Excerpts from an interface dataset

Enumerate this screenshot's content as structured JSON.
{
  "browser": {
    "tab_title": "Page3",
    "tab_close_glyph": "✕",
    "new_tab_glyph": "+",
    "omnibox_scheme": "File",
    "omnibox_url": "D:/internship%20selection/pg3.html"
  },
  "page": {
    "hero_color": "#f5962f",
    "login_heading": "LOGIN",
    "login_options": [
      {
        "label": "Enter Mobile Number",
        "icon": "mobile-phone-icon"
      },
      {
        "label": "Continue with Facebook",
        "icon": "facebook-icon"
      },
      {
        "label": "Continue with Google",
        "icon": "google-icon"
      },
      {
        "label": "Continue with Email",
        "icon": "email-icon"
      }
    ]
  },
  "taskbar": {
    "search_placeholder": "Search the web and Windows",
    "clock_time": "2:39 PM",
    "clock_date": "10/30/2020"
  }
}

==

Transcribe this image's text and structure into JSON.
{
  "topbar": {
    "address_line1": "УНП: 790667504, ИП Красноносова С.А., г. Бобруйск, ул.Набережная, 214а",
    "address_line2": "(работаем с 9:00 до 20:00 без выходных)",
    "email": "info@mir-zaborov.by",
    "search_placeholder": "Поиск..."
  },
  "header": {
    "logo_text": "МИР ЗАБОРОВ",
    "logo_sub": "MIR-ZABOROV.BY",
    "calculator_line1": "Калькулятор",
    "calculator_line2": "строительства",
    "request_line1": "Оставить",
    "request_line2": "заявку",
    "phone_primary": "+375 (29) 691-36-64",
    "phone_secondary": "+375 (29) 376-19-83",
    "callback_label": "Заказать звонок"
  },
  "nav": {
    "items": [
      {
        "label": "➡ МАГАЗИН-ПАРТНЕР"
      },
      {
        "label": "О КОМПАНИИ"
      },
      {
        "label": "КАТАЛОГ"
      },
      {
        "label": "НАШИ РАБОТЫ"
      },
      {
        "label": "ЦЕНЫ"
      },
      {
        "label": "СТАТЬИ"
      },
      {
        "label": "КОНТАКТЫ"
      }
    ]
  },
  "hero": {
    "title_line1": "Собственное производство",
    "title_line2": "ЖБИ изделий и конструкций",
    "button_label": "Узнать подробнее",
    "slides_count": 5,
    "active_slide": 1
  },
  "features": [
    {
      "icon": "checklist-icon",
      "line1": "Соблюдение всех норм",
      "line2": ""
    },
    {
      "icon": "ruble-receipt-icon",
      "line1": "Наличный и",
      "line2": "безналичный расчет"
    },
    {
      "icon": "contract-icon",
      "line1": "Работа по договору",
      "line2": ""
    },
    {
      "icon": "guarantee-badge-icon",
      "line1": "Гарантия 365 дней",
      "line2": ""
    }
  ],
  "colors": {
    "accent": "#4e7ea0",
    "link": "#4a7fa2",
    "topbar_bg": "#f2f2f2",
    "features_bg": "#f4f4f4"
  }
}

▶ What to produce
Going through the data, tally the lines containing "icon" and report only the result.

▶ Solution for this task
8